■ Task item
Wherever "giros" appears in a line of the listing, that line should be returned.

■ Recorded information
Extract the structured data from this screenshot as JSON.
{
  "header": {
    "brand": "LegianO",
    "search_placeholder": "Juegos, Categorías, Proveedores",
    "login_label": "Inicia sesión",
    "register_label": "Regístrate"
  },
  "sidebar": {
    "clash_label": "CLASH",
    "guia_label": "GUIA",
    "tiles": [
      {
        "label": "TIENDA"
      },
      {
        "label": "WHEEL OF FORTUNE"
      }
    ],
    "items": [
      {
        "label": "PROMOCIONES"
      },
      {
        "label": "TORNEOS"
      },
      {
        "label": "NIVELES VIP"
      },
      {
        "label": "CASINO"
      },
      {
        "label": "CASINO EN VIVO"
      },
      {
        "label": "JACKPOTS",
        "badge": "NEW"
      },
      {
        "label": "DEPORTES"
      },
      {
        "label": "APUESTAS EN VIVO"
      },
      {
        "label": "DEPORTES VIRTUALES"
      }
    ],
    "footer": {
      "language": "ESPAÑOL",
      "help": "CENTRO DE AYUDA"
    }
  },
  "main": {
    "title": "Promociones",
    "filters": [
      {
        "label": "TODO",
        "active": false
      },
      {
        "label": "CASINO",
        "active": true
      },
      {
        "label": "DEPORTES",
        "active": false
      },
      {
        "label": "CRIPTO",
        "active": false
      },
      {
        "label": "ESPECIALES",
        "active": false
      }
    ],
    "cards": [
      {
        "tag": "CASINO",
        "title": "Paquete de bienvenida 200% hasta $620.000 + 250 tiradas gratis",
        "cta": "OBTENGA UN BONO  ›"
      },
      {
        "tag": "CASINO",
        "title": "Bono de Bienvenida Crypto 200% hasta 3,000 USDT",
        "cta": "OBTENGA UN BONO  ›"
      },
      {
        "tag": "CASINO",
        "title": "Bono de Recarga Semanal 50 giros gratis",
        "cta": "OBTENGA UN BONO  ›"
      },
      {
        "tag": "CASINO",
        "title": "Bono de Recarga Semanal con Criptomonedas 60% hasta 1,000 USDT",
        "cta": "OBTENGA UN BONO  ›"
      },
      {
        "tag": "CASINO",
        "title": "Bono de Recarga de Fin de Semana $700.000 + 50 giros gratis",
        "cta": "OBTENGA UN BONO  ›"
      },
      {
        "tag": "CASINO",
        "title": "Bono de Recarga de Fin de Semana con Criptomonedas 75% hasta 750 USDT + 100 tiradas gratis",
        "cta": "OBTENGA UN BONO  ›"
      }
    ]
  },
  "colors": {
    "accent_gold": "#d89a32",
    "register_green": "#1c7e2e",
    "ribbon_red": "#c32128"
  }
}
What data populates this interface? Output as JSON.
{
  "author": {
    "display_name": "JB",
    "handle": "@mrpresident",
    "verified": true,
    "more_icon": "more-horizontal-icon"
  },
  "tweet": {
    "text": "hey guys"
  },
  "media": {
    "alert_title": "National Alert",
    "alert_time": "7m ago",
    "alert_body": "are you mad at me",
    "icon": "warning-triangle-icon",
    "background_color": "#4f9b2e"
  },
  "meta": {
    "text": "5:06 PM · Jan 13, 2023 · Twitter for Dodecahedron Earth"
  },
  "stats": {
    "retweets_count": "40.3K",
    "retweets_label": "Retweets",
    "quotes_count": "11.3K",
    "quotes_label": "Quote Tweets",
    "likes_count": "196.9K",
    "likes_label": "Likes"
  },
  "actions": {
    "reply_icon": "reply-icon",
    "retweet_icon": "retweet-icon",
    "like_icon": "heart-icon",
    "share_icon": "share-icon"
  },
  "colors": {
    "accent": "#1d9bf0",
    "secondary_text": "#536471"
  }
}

■ Solution to this task
        "title": "Bono de Recarga Semanal 50 giros gratis",
        "title": "Bono de Recarga de Fin de Semana $700.000 + 50 giros gratis",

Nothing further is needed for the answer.